[Records supplied Boundary: Start]

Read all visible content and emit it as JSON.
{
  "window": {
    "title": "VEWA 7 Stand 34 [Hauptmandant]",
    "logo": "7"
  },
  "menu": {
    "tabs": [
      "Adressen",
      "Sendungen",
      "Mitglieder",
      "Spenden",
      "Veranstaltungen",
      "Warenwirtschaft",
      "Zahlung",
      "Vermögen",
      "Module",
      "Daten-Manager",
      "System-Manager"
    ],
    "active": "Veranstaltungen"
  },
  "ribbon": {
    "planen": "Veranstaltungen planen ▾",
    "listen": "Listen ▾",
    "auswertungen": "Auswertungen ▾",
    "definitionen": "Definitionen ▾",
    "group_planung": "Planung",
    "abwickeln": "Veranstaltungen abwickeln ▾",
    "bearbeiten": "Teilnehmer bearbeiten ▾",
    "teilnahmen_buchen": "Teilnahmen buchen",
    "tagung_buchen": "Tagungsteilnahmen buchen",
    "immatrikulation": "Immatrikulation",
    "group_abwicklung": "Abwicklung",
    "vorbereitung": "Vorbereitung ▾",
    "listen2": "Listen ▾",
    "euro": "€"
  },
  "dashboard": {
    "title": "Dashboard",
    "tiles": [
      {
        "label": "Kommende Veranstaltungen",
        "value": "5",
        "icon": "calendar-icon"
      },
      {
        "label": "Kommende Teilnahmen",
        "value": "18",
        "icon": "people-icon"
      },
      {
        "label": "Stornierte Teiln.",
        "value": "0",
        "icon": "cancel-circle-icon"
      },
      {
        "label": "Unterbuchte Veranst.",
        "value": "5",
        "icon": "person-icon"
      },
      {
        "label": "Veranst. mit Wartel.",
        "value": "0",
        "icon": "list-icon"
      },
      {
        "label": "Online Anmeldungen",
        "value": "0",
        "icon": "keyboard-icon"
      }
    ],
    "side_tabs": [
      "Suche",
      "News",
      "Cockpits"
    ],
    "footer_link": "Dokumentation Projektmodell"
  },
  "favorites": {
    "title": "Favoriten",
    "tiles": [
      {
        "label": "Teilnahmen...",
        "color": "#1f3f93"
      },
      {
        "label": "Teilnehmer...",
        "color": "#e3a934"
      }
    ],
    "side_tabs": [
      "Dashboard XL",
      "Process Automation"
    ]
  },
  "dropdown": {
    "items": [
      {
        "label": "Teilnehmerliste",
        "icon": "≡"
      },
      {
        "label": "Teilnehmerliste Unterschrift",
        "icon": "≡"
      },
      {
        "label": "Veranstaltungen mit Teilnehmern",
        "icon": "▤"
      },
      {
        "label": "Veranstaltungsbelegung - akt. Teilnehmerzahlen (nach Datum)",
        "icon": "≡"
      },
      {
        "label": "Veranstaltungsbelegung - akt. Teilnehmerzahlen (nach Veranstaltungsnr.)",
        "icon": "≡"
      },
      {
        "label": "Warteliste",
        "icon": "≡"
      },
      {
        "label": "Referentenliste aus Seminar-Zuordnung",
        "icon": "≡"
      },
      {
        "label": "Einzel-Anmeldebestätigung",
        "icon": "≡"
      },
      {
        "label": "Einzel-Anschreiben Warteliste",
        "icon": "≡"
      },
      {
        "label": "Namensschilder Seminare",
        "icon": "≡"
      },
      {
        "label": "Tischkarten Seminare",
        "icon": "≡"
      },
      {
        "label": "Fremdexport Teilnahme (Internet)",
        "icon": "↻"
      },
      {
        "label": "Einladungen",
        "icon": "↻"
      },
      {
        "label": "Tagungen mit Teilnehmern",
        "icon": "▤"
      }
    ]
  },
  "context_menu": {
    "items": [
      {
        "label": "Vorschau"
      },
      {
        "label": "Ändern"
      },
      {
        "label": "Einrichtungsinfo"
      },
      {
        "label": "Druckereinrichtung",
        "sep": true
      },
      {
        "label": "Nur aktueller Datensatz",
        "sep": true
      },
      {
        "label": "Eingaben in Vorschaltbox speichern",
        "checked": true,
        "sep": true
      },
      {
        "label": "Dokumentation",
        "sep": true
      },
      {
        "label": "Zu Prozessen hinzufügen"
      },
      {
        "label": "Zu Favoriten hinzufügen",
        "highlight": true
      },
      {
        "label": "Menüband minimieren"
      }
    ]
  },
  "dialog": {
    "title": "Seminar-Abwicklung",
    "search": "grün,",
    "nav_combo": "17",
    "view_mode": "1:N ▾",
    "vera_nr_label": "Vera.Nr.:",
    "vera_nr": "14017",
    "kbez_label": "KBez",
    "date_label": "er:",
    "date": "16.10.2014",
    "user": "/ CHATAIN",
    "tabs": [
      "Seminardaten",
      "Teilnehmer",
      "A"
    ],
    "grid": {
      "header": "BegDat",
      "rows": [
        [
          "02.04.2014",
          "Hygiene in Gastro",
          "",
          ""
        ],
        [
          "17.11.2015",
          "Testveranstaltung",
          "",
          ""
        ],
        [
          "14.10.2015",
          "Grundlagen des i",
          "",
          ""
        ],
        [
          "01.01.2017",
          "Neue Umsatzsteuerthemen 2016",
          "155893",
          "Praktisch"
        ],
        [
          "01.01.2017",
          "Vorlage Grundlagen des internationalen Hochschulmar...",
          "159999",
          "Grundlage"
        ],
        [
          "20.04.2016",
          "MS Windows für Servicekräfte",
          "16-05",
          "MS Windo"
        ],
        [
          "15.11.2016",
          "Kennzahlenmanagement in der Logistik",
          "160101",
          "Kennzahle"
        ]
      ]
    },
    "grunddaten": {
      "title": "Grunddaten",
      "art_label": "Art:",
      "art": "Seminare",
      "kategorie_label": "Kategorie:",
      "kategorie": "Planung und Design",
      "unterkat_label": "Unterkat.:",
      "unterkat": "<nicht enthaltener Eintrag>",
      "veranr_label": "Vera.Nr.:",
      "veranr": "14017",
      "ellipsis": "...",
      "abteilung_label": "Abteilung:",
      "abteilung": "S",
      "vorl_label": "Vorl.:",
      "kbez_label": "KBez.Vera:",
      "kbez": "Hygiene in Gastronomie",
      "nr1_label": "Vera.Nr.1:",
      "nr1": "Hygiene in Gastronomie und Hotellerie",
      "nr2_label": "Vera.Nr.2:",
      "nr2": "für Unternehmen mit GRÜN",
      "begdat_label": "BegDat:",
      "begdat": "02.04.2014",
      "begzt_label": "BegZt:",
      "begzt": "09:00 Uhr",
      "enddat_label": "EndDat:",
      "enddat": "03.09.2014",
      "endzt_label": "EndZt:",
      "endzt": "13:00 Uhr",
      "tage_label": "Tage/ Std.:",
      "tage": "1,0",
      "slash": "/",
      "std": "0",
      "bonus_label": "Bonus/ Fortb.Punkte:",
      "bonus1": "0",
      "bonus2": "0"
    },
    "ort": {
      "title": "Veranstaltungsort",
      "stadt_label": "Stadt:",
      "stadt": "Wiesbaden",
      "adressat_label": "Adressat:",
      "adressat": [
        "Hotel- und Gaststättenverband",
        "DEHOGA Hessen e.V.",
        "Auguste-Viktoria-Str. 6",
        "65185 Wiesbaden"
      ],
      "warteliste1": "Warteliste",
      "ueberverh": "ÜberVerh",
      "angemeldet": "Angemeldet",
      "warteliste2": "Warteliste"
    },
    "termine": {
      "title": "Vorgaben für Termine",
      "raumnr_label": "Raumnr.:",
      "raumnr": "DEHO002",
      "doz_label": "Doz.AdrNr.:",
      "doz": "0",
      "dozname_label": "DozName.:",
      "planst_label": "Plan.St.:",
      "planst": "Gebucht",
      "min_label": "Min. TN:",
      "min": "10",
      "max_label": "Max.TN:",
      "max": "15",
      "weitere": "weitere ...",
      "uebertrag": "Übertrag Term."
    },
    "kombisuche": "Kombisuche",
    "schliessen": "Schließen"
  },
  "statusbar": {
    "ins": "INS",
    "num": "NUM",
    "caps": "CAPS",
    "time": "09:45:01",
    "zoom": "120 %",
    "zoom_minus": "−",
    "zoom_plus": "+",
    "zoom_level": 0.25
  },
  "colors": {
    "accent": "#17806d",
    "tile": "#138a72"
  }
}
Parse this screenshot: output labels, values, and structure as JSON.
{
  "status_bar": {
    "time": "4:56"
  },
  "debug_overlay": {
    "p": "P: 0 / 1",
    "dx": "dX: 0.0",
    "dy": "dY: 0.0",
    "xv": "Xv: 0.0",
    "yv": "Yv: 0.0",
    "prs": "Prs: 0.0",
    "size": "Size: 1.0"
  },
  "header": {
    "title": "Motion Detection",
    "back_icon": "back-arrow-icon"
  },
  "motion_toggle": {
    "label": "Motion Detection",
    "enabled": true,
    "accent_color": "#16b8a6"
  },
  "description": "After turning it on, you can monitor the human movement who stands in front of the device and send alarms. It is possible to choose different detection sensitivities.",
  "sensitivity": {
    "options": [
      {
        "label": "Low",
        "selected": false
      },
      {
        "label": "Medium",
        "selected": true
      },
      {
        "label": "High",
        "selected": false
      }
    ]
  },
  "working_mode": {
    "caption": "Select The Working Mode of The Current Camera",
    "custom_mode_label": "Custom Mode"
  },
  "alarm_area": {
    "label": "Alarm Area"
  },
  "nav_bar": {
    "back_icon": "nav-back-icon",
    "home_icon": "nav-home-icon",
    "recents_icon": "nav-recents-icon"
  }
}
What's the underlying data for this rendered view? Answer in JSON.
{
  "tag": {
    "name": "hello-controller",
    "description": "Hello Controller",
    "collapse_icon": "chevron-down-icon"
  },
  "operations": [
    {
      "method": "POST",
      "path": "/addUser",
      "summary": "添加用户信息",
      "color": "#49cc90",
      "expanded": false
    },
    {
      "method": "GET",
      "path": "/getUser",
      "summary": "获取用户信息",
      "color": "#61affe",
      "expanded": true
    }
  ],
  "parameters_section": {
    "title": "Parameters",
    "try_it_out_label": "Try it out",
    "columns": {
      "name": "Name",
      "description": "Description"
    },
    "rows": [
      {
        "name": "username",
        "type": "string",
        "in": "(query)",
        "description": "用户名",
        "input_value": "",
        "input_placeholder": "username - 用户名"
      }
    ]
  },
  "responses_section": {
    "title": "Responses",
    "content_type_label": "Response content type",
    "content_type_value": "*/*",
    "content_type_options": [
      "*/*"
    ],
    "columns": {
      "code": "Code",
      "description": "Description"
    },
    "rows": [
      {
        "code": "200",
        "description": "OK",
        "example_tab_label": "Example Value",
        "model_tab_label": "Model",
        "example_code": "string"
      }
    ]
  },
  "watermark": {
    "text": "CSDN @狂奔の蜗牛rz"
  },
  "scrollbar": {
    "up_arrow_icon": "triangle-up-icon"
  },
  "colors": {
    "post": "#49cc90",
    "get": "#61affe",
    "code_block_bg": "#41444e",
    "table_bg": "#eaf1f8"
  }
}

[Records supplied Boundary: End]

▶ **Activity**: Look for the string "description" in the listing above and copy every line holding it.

▶ **Task result**:
  "description": "After turning it on, you can monitor the human movement who stands in front of the device and send alarms. It is possible to choose different detection sensitivities.",
    "description": "Hello Controller",
      "description": "Description"
        "description": "用户名",
      "description": "Description"
        "description": "OK",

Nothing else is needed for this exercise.